This October half-term trip marked a wonderful return to the History of Art Department’s Italian ventures, our first foray in three years because of the pandemic. The party consisted of 22 Upper Sixth pupils with four staff, and from our base in a hotel on a quiet street in north-west Rome we spent six days exploring this most culturally rich of cities, with break-out visits to Tivoli, Naples and Pompeii. The focus was solidly on Renaissance and Baroque art, covering a range of palaces, galleries, churches, and public monuments such as fountains, as well as some ancient sites at Pompeii, the Colosseum, and the Forum.

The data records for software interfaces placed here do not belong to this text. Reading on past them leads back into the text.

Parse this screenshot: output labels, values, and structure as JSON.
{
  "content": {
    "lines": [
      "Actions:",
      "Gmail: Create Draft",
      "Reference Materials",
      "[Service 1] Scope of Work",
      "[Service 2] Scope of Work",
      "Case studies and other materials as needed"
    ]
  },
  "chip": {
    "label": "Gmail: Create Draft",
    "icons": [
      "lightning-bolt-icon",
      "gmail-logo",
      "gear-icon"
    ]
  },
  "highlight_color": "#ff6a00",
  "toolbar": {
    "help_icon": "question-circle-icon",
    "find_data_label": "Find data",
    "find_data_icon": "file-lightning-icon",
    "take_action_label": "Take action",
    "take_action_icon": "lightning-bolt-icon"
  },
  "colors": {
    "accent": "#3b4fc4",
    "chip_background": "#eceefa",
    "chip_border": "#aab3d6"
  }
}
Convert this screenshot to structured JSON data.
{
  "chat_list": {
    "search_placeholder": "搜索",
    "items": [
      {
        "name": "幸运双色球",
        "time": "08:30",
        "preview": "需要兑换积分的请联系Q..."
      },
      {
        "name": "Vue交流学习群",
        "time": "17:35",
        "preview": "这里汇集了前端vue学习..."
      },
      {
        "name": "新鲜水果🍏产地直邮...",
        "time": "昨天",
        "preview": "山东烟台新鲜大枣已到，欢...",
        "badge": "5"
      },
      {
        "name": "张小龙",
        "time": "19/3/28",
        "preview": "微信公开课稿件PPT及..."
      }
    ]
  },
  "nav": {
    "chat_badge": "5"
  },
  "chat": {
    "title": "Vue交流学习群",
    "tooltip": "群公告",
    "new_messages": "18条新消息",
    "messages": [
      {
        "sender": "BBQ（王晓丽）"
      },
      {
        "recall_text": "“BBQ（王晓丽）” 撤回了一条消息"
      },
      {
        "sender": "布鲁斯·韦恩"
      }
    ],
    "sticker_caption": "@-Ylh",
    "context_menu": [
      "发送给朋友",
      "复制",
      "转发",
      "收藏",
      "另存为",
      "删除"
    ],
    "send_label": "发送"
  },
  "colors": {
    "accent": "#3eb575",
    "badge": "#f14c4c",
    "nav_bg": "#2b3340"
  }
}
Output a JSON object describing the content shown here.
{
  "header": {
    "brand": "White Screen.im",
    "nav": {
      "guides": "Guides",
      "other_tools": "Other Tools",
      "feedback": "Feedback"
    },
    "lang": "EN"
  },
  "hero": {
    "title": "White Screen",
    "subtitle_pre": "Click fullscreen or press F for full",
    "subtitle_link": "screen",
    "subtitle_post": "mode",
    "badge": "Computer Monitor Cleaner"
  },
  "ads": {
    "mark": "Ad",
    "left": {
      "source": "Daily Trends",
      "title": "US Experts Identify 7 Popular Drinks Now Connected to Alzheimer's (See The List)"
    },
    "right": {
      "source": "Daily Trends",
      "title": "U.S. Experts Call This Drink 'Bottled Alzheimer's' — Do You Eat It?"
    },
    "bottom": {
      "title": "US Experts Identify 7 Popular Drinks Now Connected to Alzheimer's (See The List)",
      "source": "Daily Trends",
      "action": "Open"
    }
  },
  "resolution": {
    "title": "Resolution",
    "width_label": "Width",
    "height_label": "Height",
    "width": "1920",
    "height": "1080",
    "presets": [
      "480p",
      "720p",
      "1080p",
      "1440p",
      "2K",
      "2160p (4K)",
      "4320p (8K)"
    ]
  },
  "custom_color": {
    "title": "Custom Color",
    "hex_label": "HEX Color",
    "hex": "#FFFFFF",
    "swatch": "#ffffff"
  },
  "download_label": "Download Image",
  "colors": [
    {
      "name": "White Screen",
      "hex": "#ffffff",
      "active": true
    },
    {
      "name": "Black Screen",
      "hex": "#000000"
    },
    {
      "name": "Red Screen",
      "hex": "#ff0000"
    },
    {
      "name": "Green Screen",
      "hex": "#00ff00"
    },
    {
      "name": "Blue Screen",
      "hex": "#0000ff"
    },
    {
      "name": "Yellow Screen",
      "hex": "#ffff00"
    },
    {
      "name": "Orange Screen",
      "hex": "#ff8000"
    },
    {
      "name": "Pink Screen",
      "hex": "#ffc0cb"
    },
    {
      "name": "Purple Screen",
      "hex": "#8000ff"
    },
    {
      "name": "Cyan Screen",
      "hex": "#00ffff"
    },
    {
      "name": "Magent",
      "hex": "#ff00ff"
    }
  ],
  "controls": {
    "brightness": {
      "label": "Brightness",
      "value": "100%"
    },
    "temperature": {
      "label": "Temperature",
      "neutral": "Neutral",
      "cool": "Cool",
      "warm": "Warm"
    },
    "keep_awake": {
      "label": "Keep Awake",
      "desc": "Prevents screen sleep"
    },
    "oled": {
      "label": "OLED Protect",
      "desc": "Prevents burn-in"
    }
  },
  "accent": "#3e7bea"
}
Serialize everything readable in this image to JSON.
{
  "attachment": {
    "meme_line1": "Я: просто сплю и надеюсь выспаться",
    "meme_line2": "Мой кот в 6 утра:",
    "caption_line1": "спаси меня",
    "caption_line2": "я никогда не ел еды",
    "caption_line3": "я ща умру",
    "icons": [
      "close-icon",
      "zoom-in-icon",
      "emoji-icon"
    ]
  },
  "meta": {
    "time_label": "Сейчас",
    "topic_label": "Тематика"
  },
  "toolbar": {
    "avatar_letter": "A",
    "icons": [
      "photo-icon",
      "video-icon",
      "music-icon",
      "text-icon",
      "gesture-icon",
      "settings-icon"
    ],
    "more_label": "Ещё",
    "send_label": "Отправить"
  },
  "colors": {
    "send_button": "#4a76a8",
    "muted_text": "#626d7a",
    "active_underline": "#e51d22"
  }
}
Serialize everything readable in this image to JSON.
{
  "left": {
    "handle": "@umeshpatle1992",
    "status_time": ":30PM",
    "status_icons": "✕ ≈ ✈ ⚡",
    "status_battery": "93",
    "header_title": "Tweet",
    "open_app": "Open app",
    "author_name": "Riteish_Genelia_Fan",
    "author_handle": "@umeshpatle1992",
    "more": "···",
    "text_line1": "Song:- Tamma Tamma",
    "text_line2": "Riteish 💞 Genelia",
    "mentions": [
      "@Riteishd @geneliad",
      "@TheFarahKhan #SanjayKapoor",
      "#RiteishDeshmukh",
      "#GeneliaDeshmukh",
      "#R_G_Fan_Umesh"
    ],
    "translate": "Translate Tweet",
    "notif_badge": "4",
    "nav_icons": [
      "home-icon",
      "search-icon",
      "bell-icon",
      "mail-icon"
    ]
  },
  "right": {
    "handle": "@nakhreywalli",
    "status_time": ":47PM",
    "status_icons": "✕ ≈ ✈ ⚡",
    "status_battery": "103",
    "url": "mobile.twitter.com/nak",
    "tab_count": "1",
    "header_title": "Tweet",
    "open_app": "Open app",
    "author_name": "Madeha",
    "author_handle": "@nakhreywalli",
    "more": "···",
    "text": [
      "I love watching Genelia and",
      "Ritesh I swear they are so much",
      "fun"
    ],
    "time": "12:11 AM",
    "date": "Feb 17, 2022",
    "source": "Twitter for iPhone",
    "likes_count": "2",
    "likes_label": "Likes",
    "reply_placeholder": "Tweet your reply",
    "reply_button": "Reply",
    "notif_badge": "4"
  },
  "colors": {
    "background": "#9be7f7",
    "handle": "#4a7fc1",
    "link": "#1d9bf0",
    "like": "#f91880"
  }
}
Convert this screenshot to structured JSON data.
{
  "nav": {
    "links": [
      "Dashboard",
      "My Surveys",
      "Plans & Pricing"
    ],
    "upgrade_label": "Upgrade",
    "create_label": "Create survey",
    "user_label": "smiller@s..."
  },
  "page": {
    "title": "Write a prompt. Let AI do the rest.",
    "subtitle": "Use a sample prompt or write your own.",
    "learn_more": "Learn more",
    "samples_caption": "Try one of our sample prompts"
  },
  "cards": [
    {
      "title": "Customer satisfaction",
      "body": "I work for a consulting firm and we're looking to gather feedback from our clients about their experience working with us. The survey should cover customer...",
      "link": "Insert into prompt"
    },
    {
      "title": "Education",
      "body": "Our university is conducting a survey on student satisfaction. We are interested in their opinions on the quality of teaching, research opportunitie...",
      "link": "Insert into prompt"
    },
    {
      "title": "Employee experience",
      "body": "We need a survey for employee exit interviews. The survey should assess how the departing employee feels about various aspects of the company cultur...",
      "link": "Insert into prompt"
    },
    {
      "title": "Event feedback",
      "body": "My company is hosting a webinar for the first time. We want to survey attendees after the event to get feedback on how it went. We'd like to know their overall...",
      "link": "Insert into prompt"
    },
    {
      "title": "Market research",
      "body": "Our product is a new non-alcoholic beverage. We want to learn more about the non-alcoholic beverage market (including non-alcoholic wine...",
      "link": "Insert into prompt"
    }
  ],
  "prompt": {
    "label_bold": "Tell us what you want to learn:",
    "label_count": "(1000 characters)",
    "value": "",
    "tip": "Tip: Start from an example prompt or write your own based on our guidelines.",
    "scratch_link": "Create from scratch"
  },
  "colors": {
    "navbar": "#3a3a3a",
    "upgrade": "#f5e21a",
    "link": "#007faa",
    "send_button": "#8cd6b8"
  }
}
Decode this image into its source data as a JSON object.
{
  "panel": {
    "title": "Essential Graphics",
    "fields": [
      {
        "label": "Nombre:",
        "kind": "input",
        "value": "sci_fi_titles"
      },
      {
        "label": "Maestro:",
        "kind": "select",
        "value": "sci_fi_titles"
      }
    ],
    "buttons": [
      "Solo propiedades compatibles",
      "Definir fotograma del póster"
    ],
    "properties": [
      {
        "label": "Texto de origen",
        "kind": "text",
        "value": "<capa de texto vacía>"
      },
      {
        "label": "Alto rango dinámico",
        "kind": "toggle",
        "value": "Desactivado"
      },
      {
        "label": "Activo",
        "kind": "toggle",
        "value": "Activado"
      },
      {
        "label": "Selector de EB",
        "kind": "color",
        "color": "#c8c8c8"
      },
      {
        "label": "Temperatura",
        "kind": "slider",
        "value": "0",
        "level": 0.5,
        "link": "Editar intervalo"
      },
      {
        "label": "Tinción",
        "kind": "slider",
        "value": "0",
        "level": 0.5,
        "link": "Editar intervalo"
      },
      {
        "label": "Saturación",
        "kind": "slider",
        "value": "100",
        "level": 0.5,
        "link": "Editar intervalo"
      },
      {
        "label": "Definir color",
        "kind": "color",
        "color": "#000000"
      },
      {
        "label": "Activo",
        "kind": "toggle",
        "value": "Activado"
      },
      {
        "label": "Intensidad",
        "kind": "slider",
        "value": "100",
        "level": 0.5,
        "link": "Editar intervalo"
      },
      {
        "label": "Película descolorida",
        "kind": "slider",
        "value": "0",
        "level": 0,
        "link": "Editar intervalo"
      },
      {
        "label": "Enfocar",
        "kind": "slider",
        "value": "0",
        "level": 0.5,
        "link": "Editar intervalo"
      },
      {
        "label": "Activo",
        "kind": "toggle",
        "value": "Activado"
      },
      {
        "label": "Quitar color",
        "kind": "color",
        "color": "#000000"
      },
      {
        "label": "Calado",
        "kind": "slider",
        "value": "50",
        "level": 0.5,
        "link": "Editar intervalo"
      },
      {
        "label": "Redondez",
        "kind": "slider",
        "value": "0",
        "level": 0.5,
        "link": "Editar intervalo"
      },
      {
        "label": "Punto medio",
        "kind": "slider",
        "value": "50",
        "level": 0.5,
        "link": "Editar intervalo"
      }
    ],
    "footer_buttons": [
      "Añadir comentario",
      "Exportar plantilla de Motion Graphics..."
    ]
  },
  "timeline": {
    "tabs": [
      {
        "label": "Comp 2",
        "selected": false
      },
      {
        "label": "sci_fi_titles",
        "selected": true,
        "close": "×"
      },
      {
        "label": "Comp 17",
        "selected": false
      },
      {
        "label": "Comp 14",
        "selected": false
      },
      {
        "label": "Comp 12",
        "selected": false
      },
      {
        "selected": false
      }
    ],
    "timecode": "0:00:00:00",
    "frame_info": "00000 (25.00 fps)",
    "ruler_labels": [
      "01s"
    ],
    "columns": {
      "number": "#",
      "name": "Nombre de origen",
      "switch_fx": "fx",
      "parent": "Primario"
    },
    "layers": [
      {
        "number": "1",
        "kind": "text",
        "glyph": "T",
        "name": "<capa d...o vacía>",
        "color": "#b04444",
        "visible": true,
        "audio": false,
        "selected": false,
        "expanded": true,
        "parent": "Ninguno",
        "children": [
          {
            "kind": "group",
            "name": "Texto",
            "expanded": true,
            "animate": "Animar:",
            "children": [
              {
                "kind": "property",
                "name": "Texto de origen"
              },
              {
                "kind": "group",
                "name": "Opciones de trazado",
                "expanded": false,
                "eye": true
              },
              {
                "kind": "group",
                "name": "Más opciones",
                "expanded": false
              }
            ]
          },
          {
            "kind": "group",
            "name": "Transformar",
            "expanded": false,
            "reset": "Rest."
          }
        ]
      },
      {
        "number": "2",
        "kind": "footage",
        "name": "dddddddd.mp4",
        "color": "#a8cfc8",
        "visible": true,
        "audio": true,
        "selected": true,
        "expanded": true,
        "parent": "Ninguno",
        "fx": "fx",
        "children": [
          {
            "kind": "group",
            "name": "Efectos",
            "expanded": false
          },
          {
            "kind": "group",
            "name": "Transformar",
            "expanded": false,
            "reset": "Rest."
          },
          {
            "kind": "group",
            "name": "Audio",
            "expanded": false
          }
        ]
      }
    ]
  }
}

The most popular place for many pupils was Villa d’Este out in the Lazio Hills which we visited on an idyllic Sunday morning with warm sunshine, fragrant flowers, and the sound of fountains mingled with bells. Of the city sights, everyone was dazzled by Palazzo Colonna’s general opulence, recognized the quality of the pictures in Palazzo Barberini, and appreciated the interplay of works and settings in Villa Borghese. It was good to observe some critical discernment creeping in as the week progressed, with students alive to the subtler charms of the Tempietto and Palazzo Corsini. They also responded very well to Pompeii, although our trip to Naples will be perhaps best remembered for our confused coach driver nudging his 49-seater down a pedestrian precinct to the hazard of shoppers and a statue.
It was so important for pupils of History of Art to at last travel freely again and have their chance to see the wonders of Italy at first hand. They all enjoyed a week of exceptional art and architecture, high culture, delicious cuisine, collegial warmth, and a spirit of shared academic endeavour.
Head of History of Art